**DATA RECORDS**.
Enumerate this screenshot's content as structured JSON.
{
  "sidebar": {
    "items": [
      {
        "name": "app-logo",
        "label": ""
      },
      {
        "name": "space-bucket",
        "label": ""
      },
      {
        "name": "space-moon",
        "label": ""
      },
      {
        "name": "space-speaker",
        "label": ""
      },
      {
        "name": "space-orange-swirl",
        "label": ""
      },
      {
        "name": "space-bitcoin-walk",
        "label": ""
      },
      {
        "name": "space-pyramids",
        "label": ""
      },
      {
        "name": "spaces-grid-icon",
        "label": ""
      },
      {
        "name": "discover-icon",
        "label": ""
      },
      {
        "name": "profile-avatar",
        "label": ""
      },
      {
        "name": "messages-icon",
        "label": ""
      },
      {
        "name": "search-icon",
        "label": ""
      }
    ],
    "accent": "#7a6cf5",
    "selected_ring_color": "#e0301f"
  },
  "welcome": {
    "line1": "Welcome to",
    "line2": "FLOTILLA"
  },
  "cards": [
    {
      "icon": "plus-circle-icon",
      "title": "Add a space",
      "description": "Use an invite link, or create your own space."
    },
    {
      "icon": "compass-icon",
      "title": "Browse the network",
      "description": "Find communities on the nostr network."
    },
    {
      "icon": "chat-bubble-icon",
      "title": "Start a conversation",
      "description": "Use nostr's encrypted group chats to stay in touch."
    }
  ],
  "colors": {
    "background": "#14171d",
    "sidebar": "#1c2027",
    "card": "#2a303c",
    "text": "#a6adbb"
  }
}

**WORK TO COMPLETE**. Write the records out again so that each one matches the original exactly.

**WRITTEN ANSWER**.
Enumerate this screenshot's content as structured JSON.
{
  "sidebar": {
    "items": [
      {
        "name": "app-logo",
        "label": ""
      },
      {
        "name": "space-bucket",
        "label": ""
      },
      {
        "name": "space-moon",
        "label": ""
      },
      {
        "name": "space-speaker",
        "label": ""
      },
      {
        "name": "space-orange-swirl",
        "label": ""
      },
      {
        "name": "space-bitcoin-walk",
        "label": ""
      },
      {
        "name": "space-pyramids",
        "label": ""
      },
      {
        "name": "spaces-grid-icon",
        "label": ""
      },
      {
        "name": "discover-icon",
        "label": ""
      },
      {
        "name": "profile-avatar",
        "label": ""
      },
      {
        "name": "messages-icon",
        "label": ""
      },
      {
        "name": "search-icon",
        "label": ""
      }
    ],
    "accent": "#7a6cf5",
    "selected_ring_color": "#e0301f"
  },
  "welcome": {
    "line1": "Welcome to",
    "line2": "FLOTILLA"
  },
  "cards": [
    {
      "icon": "plus-circle-icon",
      "title": "Add a space",
      "description": "Use an invite link, or create your own space."
    },
    {
      "icon": "compass-icon",
      "title": "Browse the network",
      "description": "Find communities on the nostr network."
    },
    {
      "icon": "chat-bubble-icon",
      "title": "Start a conversation",
      "description": "Use nostr's encrypted group chats to stay in touch."
    }
  ],
  "colors": {
    "background": "#14171d",
    "sidebar": "#1c2027",
    "card": "#2a303c",
    "text": "#a6adbb"
  }
}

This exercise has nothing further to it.